▽
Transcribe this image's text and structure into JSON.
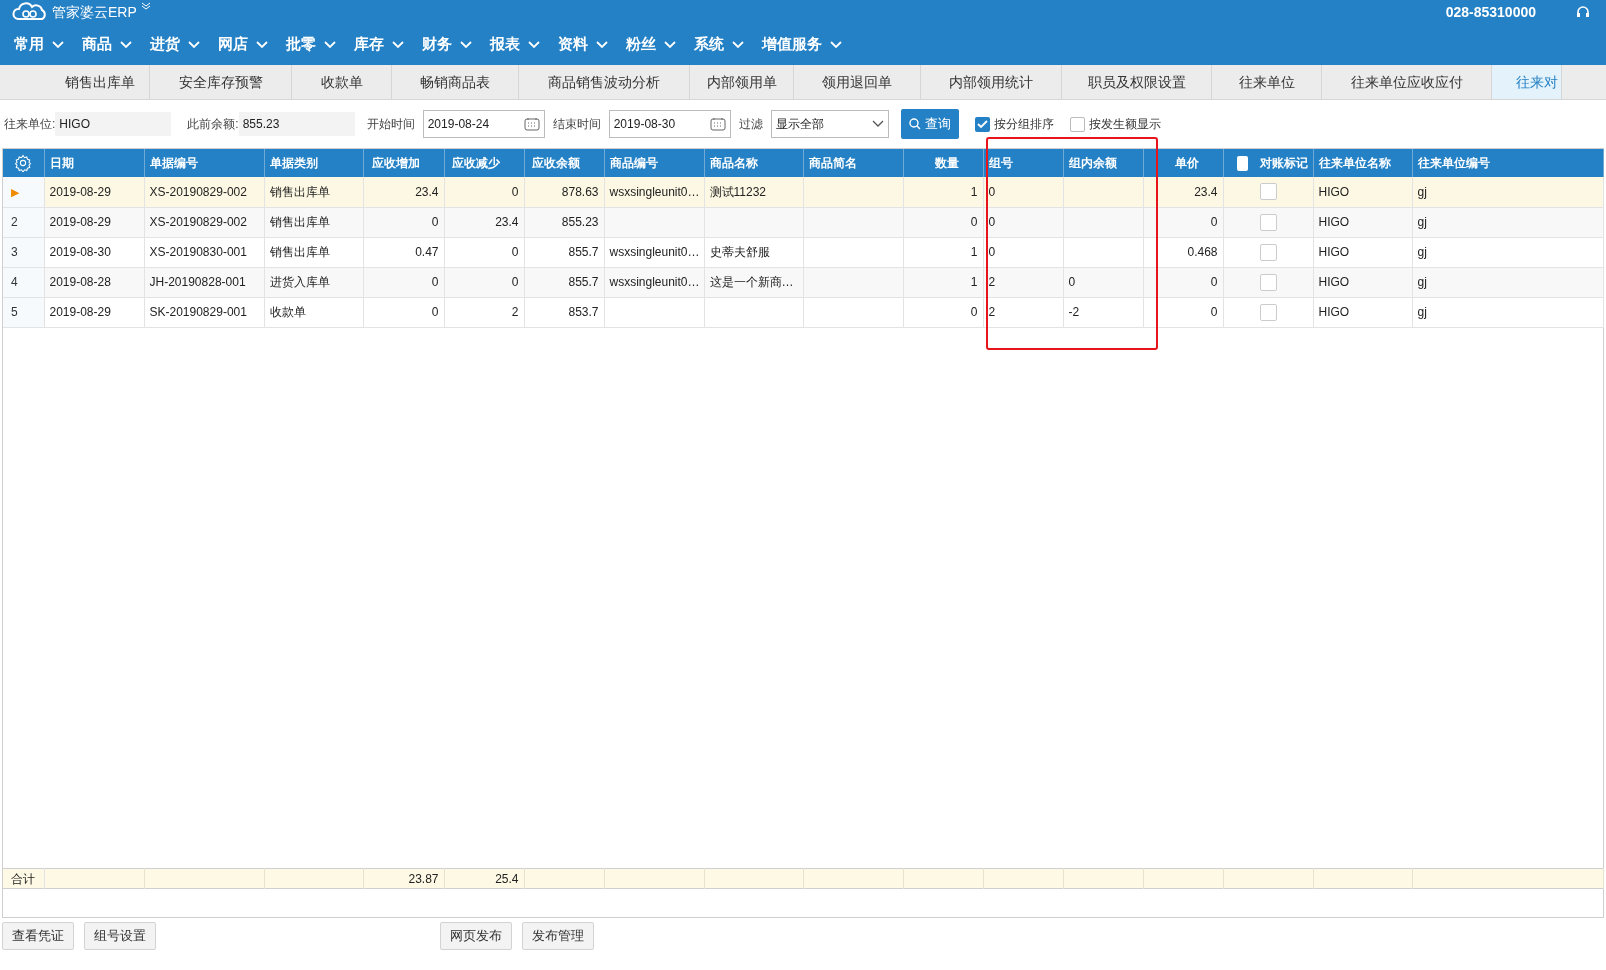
{
  "header": {
    "logo_text": "管家婆云ERP",
    "phone": "028-85310000"
  },
  "menu": [
    {
      "label": "常用"
    },
    {
      "label": "商品"
    },
    {
      "label": "进货"
    },
    {
      "label": "网店"
    },
    {
      "label": "批零"
    },
    {
      "label": "库存"
    },
    {
      "label": "财务"
    },
    {
      "label": "报表"
    },
    {
      "label": "资料"
    },
    {
      "label": "粉丝"
    },
    {
      "label": "系统"
    },
    {
      "label": "增值服务"
    }
  ],
  "tabs": [
    {
      "label": "销售出库单",
      "selected": false
    },
    {
      "label": "安全库存预警",
      "selected": false
    },
    {
      "label": "收款单",
      "selected": false
    },
    {
      "label": "畅销商品表",
      "selected": false
    },
    {
      "label": "商品销售波动分析",
      "selected": false
    },
    {
      "label": "内部领用单",
      "selected": false
    },
    {
      "label": "领用退回单",
      "selected": false
    },
    {
      "label": "内部领用统计",
      "selected": false
    },
    {
      "label": "职员及权限设置",
      "selected": false
    },
    {
      "label": "往来单位",
      "selected": false
    },
    {
      "label": "往来单位应收应付",
      "selected": false
    },
    {
      "label": "往来对",
      "selected": true
    }
  ],
  "filters": {
    "partner_label": "往来单位:",
    "partner_value": "HIGO",
    "prev_balance_label": "此前余额:",
    "prev_balance_value": "855.23",
    "start_label": "开始时间",
    "start_value": "2019-08-24",
    "end_label": "结束时间",
    "end_value": "2019-08-30",
    "filter_label": "过滤",
    "filter_value": "显示全部",
    "query_button": "查询",
    "options": [
      {
        "label": "按分组排序",
        "checked": true
      },
      {
        "label": "按发生额显示",
        "checked": false
      }
    ]
  },
  "table": {
    "columns": [
      "日期",
      "单据编号",
      "单据类别",
      "应收增加",
      "应收减少",
      "应收余额",
      "商品编号",
      "商品名称",
      "商品简名",
      "数量",
      "组号",
      "组内余额",
      "单价",
      "对账标记",
      "往来单位名称",
      "往来单位编号"
    ],
    "header_checkbox_checked": false,
    "rows": [
      {
        "row_header": "▶",
        "selected": true,
        "reconciled": false,
        "cells": [
          "2019-08-29",
          "XS-20190829-002",
          "销售出库单",
          "23.4",
          "0",
          "878.63",
          "wsxsingleunit0…",
          "测试11232",
          "",
          "1",
          "0",
          "",
          "23.4",
          "",
          "HIGO",
          "gj"
        ]
      },
      {
        "row_header": "2",
        "selected": false,
        "reconciled": false,
        "cells": [
          "2019-08-29",
          "XS-20190829-002",
          "销售出库单",
          "0",
          "23.4",
          "855.23",
          "",
          "",
          "",
          "0",
          "0",
          "",
          "0",
          "",
          "HIGO",
          "gj"
        ]
      },
      {
        "row_header": "3",
        "selected": false,
        "reconciled": false,
        "cells": [
          "2019-08-30",
          "XS-20190830-001",
          "销售出库单",
          "0.47",
          "0",
          "855.7",
          "wsxsingleunit0…",
          "史蒂夫舒服",
          "",
          "1",
          "0",
          "",
          "0.468",
          "",
          "HIGO",
          "gj"
        ]
      },
      {
        "row_header": "4",
        "selected": false,
        "reconciled": false,
        "cells": [
          "2019-08-28",
          "JH-20190828-001",
          "进货入库单",
          "0",
          "0",
          "855.7",
          "wsxsingleunit0…",
          "这是一个新商…",
          "",
          "1",
          "2",
          "0",
          "0",
          "",
          "HIGO",
          "gj"
        ]
      },
      {
        "row_header": "5",
        "selected": false,
        "reconciled": false,
        "cells": [
          "2019-08-29",
          "SK-20190829-001",
          "收款单",
          "0",
          "2",
          "853.7",
          "",
          "",
          "",
          "0",
          "2",
          "-2",
          "0",
          "",
          "HIGO",
          "gj"
        ]
      }
    ],
    "totals": {
      "label": "合计",
      "cells": [
        "",
        "",
        "",
        "23.87",
        "25.4",
        "",
        "",
        "",
        "",
        "",
        "",
        "",
        "",
        "",
        "",
        ""
      ]
    }
  },
  "buttons_left": [
    "查看凭证",
    "组号设置"
  ],
  "buttons_right": [
    "网页发布",
    "发布管理"
  ]
}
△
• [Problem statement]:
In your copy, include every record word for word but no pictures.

• [Result of the task]:
Transcribe this image's text and structure into JSON.
{
  "header": {
    "logo_text": "管家婆云ERP",
    "phone": "028-85310000"
  },
  "menu": [
    {
      "label": "常用"
    },
    {
      "label": "商品"
    },
    {
      "label": "进货"
    },
    {
      "label": "网店"
    },
    {
      "label": "批零"
    },
    {
      "label": "库存"
    },
    {
      "label": "财务"
    },
    {
      "label": "报表"
    },
    {
      "label": "资料"
    },
    {
      "label": "粉丝"
    },
    {
      "label": "系统"
    },
    {
      "label": "增值服务"
    }
  ],
  "tabs": [
    {
      "label": "销售出库单",
      "selected": false
    },
    {
      "label": "安全库存预警",
      "selected": false
    },
    {
      "label": "收款单",
      "selected": false
    },
    {
      "label": "畅销商品表",
      "selected": false
    },
    {
      "label": "商品销售波动分析",
      "selected": false
    },
    {
      "label": "内部领用单",
      "selected": false
    },
    {
      "label": "领用退回单",
      "selected": false
    },
    {
      "label": "内部领用统计",
      "selected": false
    },
    {
      "label": "职员及权限设置",
      "selected": false
    },
    {
      "label": "往来单位",
      "selected": false
    },
    {
      "label": "往来单位应收应付",
      "selected": false
    },
    {
      "label": "往来对",
      "selected": true
    }
  ],
  "filters": {
    "partner_label": "往来单位:",
    "partner_value": "HIGO",
    "prev_balance_label": "此前余额:",
    "prev_balance_value": "855.23",
    "start_label": "开始时间",
    "start_value": "2019-08-24",
    "end_label": "结束时间",
    "end_value": "2019-08-30",
    "filter_label": "过滤",
    "filter_value": "显示全部",
    "query_button": "查询",
    "options": [
      {
        "label": "按分组排序",
        "checked": true
      },
      {
        "label": "按发生额显示",
        "checked": false
      }
    ]
  },
  "table": {
    "columns": [
      "日期",
      "单据编号",
      "单据类别",
      "应收增加",
      "应收减少",
      "应收余额",
      "商品编号",
      "商品名称",
      "商品简名",
      "数量",
      "组号",
      "组内余额",
      "单价",
      "对账标记",
      "往来单位名称",
      "往来单位编号"
    ],
    "header_checkbox_checked": false,
    "rows": [
      {
        "row_header": "▶",
        "selected": true,
        "reconciled": false,
        "cells": [
          "2019-08-29",
          "XS-20190829-002",
          "销售出库单",
          "23.4",
          "0",
          "878.63",
          "wsxsingleunit0…",
          "测试11232",
          "",
          "1",
          "0",
          "",
          "23.4",
          "",
          "HIGO",
          "gj"
        ]
      },
      {
        "row_header": "2",
        "selected": false,
        "reconciled": false,
        "cells": [
          "2019-08-29",
          "XS-20190829-002",
          "销售出库单",
          "0",
          "23.4",
          "855.23",
          "",
          "",
          "",
          "0",
          "0",
          "",
          "0",
          "",
          "HIGO",
          "gj"
        ]
      },
      {
        "row_header": "3",
        "selected": false,
        "reconciled": false,
        "cells": [
          "2019-08-30",
          "XS-20190830-001",
          "销售出库单",
          "0.47",
          "0",
          "855.7",
          "wsxsingleunit0…",
          "史蒂夫舒服",
          "",
          "1",
          "0",
          "",
          "0.468",
          "",
          "HIGO",
          "gj"
        ]
      },
      {
        "row_header": "4",
        "selected": false,
        "reconciled": false,
        "cells": [
          "2019-08-28",
          "JH-20190828-001",
          "进货入库单",
          "0",
          "0",
          "855.7",
          "wsxsingleunit0…",
          "这是一个新商…",
          "",
          "1",
          "2",
          "0",
          "0",
          "",
          "HIGO",
          "gj"
        ]
      },
      {
        "row_header": "5",
        "selected": false,
        "reconciled": false,
        "cells": [
          "2019-08-29",
          "SK-20190829-001",
          "收款单",
          "0",
          "2",
          "853.7",
          "",
          "",
          "",
          "0",
          "2",
          "-2",
          "0",
          "",
          "HIGO",
          "gj"
        ]
      }
    ],
    "totals": {
      "label": "合计",
      "cells": [
        "",
        "",
        "",
        "23.87",
        "25.4",
        "",
        "",
        "",
        "",
        "",
        "",
        "",
        "",
        "",
        "",
        ""
      ]
    }
  },
  "buttons_left": [
    "查看凭证",
    "组号设置"
  ],
  "buttons_right": [
    "网页发布",
    "发布管理"
  ]
}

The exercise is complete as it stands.